The data structure that StrIoT manipulates contains information about what modules are loaded to resolve the names that have been used in the input code, so we can walk that structure to automatically derive an import list. The generic programming tools I used for this are from Scrap Your Boilerplate (SYB), a module written to complement a paper of the same name. In this code snippet, everything and mkQ are from SYB:

extractNames :: Data a => a -> [Name]
extractNames = everything (++) (\a -> mkQ [] f a)
     where f = (:[])

The input must be any type which implements typeclass Data, as must all its members (and their members etc.): This holds for the Template Haskell Exp types. The output is a normal list of Names. The utility function has a more specific type Name -> [Name]. This is all that's needed to walk over the heterogeneous data structures and do something specific (f) when we encounter a Name.

Post-processing the Names to get a list of modules is simple

 nub . catMaybes . map nameModule . concatMap extractNames

Unfortunately, there's a weird GHC behaviour relating to the module names for some Prelude functions that makes the above less useful in practice. For example, the Prelude function words :: String -> [String] can normally be used without an explicit import (since it's a Prelude function). However, once round-tripped through a Name, it becomes GHC.OldList.words. Attempting to import GHC.OldList fails in some contexts, because it's a hidden module or package. I've been meaning to investigate further and, if necessary, file a GHC bug about this.

For this reason I've scrapped all the above and gone with a different plan. We go back to requiring the user to specify their required import list explicitly. We then walk over the Exp data type prior to code generation and decanonicalize all the Names. I also use generic programming/SYB to do this:

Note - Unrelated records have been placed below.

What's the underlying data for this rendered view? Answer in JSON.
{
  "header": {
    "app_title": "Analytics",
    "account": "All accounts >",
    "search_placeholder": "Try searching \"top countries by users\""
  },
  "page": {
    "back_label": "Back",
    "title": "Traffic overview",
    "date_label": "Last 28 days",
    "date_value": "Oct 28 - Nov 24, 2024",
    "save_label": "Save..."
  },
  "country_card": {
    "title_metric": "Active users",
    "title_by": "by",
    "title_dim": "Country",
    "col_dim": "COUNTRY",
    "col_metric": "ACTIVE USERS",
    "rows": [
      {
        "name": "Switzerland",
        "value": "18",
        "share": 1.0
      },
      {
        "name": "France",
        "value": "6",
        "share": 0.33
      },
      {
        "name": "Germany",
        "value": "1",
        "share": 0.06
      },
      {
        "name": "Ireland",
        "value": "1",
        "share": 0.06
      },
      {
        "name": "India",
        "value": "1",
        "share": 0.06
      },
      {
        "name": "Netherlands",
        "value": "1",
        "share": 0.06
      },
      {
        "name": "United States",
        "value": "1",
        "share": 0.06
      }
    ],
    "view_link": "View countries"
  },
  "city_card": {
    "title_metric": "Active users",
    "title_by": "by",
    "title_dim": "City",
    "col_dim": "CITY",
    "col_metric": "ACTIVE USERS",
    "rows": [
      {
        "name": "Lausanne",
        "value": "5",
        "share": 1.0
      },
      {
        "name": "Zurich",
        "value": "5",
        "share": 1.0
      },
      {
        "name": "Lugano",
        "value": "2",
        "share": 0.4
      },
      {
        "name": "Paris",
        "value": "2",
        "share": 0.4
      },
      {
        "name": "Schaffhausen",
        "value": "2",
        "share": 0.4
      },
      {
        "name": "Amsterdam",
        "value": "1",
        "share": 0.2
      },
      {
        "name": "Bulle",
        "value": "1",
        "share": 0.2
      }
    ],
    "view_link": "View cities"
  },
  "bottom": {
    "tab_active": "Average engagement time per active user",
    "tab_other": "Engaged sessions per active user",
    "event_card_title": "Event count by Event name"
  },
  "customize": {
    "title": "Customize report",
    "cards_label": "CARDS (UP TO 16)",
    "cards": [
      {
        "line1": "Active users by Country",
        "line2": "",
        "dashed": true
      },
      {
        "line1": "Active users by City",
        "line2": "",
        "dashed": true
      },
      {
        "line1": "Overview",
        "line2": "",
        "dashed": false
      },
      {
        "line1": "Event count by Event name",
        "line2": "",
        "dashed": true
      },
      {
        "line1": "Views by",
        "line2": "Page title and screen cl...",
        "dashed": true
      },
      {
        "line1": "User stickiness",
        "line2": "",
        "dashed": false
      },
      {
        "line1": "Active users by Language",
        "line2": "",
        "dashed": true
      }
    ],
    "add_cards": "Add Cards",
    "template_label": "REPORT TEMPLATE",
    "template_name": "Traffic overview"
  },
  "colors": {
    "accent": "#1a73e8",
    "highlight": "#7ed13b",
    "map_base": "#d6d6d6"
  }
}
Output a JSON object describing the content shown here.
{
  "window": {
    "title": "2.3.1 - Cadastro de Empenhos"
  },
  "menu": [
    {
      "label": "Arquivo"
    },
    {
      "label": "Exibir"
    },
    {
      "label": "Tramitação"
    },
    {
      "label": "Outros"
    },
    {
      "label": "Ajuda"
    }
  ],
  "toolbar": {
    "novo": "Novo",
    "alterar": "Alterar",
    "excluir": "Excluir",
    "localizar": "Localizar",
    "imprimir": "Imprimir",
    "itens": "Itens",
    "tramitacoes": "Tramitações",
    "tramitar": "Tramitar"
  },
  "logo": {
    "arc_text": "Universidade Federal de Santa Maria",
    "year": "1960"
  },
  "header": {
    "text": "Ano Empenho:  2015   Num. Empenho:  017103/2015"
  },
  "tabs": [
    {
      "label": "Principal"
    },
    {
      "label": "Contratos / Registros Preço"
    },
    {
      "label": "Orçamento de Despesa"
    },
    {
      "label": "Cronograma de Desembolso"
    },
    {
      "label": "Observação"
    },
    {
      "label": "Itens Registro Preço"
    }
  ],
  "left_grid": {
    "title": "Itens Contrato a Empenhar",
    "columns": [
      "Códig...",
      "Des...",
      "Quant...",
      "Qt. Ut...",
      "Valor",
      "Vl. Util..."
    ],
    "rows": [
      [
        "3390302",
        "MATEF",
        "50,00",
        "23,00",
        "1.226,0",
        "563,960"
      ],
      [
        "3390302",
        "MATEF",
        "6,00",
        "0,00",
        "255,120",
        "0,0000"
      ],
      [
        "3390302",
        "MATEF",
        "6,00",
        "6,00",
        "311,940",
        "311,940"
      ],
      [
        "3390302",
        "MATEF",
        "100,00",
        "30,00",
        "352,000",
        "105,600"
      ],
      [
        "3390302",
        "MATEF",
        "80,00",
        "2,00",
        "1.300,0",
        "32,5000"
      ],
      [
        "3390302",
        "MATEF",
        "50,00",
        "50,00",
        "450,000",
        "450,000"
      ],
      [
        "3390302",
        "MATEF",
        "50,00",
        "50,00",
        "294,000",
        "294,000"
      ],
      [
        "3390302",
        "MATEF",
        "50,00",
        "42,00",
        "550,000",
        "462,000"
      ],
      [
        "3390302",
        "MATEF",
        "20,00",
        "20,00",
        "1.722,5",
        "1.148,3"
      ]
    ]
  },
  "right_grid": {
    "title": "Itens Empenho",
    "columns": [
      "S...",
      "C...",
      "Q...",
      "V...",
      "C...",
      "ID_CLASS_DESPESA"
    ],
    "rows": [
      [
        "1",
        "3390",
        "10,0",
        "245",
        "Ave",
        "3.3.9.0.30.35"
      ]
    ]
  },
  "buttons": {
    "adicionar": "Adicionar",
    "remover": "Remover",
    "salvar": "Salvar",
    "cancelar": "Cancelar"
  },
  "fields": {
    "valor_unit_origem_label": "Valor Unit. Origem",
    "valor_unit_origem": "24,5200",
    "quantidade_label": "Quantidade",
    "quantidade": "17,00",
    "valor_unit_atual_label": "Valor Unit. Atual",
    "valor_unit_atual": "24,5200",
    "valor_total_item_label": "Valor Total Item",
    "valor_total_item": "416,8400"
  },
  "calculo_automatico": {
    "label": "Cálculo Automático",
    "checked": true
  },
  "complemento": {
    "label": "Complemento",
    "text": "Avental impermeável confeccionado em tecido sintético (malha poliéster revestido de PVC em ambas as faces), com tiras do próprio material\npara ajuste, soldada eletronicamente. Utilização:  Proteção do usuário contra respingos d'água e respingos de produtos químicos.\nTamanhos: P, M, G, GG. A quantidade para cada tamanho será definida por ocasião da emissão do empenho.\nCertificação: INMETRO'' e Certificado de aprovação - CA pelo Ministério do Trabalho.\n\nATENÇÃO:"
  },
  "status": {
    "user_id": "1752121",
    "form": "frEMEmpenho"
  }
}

unQualifyNames :: Exp -> Exp
unQualifyNames = everywhere (\a -> mkT f a)
     where f :: Name -> Name
           f n = if n == '(.)
            then mkName "."
            else (mkName . last . splitOn "." . pprint) n

I've had to special-case composition (.) since that code-point is also used as the delimiter between package, module and function. Otherwise this looks very similar to the earlier function, except using everywhere and mkT (make transformation) instead of everything and mkQ (make query).


comment 1
Thanks for the post. I haven't yet used functions like everything but I'm pretty sure I will at some stage :-). BTW, SYB stands for "Scrap your boilerplate" (as far as I know).
Comment by Eric,
comment 2
You’re quite right, it does stand for Scrap Your Boilerplate. I think I mixed it up with another paper. There’s a family of similar papers tackling the same issue. One of the other ones I liked was Template Your Boilerplate, which attempts to improve performance of the SYB approach using Template Haskell. Alas the TYB module doesn’t work with modern GHC versions.